“This present judicial review is not a judicial review of a decision of the rulers or the Agong, as heads of Islam concerning the exercise of their duties and functions. It is only a review over the minister's prohibition of the use of 'Allah' in the Catholic publication.

“Since the rulers and Agong cannot make any decision in respect of any publications and matters connected therewith, the issue of non-justiciability does not arise.”

She gave the verdict on Dec 31 last year, lifting the ban. The government has managed to obtain a stay of implementation, with the church's consent, pending an appeal against the ruling.- Malaysiakini, 18/1/2010, 'Allah' ban: Home minister erred in law


Unknown said...

I see it is pointless to argue or debate the issue with UMNO and its supporters. They fight with only one objective - to holdfast onto their political 'Ketuanan Melayu'. Do they champion for Malays & Islam? No, they steadfastly fight for self-interest, political power and money. They don't have any proven evidences to back up their challenge to the judgement. Somehow, by hook or by crook they will bulldoze to get the appeal court to be favourable to them except if ALLAH miraculously intervenes.

Nordin said...

Mr. Charles,

What should I call you in Bahasa Melayu?

Charles Hector said...

In English one will call be a human being, human person...

In Melayu, it would manusia, insan, ...

It really would be odd to be saying, Saya seorang human being.

Just like, 'Saya percaya God.'

At the end, it is Allah who will decide on who was following God's will.

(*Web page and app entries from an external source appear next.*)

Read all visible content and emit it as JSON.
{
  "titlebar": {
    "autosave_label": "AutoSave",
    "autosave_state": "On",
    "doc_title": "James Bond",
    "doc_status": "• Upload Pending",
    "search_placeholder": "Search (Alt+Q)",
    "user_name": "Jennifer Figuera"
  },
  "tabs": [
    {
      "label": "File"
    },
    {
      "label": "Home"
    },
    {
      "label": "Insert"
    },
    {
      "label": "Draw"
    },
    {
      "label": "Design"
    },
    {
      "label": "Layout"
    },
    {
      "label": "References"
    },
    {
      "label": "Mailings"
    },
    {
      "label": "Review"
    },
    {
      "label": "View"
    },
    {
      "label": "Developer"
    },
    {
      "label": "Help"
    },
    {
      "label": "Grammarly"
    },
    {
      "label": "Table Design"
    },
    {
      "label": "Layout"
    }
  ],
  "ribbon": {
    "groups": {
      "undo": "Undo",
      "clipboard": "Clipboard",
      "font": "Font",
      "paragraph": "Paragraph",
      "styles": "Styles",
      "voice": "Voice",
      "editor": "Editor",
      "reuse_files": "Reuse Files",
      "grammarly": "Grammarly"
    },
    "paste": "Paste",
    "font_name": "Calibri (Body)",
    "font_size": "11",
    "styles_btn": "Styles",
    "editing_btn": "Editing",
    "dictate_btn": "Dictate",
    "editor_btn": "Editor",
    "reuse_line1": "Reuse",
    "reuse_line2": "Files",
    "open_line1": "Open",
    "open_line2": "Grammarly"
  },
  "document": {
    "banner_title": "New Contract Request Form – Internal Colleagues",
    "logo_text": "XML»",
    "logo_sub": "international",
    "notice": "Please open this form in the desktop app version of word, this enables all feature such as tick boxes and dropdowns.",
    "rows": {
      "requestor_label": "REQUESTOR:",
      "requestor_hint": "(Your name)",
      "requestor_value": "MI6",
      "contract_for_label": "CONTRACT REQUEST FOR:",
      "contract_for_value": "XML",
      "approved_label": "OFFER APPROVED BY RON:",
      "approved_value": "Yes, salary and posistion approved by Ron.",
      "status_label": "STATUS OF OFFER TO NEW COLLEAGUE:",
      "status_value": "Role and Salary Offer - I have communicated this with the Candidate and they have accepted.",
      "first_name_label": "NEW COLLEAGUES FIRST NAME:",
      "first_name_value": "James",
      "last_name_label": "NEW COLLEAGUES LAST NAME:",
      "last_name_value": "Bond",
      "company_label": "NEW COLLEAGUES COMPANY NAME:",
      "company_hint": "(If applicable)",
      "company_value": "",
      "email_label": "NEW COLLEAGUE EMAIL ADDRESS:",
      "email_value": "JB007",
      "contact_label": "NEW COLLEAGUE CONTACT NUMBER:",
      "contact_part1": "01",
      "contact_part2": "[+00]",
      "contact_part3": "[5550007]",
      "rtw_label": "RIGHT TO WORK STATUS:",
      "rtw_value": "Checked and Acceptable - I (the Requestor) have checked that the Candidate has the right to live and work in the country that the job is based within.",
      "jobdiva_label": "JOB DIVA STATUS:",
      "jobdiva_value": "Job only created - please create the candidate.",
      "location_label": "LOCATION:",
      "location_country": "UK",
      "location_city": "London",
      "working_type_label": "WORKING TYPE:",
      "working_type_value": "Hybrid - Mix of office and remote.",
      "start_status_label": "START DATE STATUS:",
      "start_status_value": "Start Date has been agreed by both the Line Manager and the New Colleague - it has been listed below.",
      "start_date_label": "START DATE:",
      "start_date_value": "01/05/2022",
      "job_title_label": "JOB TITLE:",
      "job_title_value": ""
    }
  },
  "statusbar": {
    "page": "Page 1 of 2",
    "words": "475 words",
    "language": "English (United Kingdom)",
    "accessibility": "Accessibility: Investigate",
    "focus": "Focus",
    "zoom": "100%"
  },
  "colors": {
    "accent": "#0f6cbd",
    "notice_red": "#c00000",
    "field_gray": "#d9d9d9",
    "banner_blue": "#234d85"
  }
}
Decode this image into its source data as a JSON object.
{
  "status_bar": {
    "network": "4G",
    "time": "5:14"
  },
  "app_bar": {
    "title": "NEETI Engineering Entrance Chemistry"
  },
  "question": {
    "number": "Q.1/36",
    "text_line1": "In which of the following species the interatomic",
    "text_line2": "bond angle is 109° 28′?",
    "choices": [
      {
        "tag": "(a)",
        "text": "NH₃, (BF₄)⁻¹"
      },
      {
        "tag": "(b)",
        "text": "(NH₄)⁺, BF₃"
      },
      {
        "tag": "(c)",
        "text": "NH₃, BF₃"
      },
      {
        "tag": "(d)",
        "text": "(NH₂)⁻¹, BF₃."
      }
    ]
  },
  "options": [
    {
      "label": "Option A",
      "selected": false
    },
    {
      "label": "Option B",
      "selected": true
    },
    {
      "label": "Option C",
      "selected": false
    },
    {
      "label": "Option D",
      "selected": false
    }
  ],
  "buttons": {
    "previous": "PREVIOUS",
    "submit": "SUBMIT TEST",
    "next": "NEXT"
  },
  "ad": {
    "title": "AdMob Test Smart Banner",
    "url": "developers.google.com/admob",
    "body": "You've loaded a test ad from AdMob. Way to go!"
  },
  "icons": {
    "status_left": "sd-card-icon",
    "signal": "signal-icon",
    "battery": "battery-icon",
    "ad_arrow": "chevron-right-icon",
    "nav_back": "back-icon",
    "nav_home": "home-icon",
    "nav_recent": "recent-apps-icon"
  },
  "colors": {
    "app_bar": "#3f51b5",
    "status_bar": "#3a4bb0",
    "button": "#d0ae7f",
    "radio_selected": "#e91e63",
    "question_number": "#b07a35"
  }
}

It is not the place of man to decide who goes to hell or who goes to heaven